You can promote just about any blog topic on alumni groups. For other groups, the closer your post is to the core of the group, the better your success rate is going to be. Posting tips on finding a job will generate more hits on “Job & Career Network” than it will on “Future Trends.”
Posting frequently helps to generate traffic. Once people have discovered that your blog is worth reading, they are more inclined to return. However, don’t expect most people to return to your blog without a reminder. Greg Satell (Digital Tonto) is one of my favorite bloggers, but I rarely go to his blog on my own. 90% of the time, I go to his blog in response to seeing a post on LinkedIn.
Do not “misunderestimate” the importance of a good title for each post. “What I Learned About Social Media from the Communists” will attract a lot more traffic than “Promoting Your Blog…the easy way.”
And finally, the more you blog, the more traffic you are going to get.
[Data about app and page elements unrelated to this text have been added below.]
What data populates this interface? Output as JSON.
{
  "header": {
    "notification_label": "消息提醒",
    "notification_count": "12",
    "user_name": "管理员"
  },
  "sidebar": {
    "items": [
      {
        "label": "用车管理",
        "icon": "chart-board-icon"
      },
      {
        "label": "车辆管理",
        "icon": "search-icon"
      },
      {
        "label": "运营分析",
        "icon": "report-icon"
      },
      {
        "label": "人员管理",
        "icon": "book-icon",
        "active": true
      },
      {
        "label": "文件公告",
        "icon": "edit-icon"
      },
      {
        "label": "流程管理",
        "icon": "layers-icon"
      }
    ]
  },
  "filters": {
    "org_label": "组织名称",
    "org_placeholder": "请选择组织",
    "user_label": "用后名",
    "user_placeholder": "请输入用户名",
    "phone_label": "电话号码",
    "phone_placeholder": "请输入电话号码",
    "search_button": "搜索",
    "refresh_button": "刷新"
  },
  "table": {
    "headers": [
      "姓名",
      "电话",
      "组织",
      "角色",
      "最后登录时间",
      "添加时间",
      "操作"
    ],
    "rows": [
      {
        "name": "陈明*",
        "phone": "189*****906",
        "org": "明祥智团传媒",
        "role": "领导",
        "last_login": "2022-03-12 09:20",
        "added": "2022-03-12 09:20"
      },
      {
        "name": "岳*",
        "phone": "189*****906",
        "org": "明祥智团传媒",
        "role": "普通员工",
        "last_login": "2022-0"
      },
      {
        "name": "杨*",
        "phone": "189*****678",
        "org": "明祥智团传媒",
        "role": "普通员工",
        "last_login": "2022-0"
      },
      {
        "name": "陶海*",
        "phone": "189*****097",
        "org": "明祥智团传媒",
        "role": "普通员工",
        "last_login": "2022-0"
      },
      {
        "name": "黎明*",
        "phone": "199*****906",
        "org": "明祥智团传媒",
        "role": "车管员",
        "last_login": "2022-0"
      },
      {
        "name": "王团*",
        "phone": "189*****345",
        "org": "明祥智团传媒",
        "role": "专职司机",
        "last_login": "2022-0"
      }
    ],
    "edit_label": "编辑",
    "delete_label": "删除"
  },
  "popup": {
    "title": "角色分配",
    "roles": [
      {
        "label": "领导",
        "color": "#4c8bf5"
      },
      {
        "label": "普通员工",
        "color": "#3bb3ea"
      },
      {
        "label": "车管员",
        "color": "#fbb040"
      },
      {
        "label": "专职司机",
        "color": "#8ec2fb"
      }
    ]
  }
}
Over time, people will find you. You will eventually cover topics that more and more people will be interested in. Also, if someone enjoys your blog today and returns in a week, they will be motivated to keep returning if the content is always fresh.
Additionally, frequent blog updates improves your SEO (the ability of search engines like Google to find you). In the post JC Penney scandal era (where Penney fooled the Google search engine), you will find SEO tricks to be less effective. However, just the shear bulk of words will increase the chances of you being found. If I blog today about Twitter…. then my blog will be found when people google “Twitter.” If I blog next about Facebook, my blog will be found when people search for “facebook.” If I use Shakespeare as an illustration, my blog will be found when…. If I mention The University of Texas…. If I quote a “Bushism”…. you get the point.
For example, I posted something about changes to the English language between the early Renaissance, when Geoffrey Chaucer wrote, and the late Renaissance, when William Shakespeare wrote. Every week, I get several hits from people who googled “Chaucer and Shakespeare.” I had no clue that anyone ever googled “Chaucer and Shakespeare.”
But one last thing I want to pass along. This is something you will probably overlook unless you are an SEO expert. When you put an image in your blog, the image will have a name. It might be “photo1.jpg” or something equally non-descriptive. You are missing one more chance to get found. If you will name your photo something related to your blog, it will help you get found.
For example, I published a post where I used some “Bushisms” to make a point. Well, Bushisms and Palin-isms; “misunderestimate” and “refudiate.” To my surprise, I get hits every week from people who google both terms. But I was also getting hits from people who google “Strategery.” I was baffled since I did not use the word “strategery” anywhere in my post. It was only when I notice that the photo I used in my blog post was called “bush-strategery.jpg” did I realize that the title of the photograph was generating traffic to my blog.
So here you are, becoming more SEO savvy and you don’t have to know a word of html code to do it.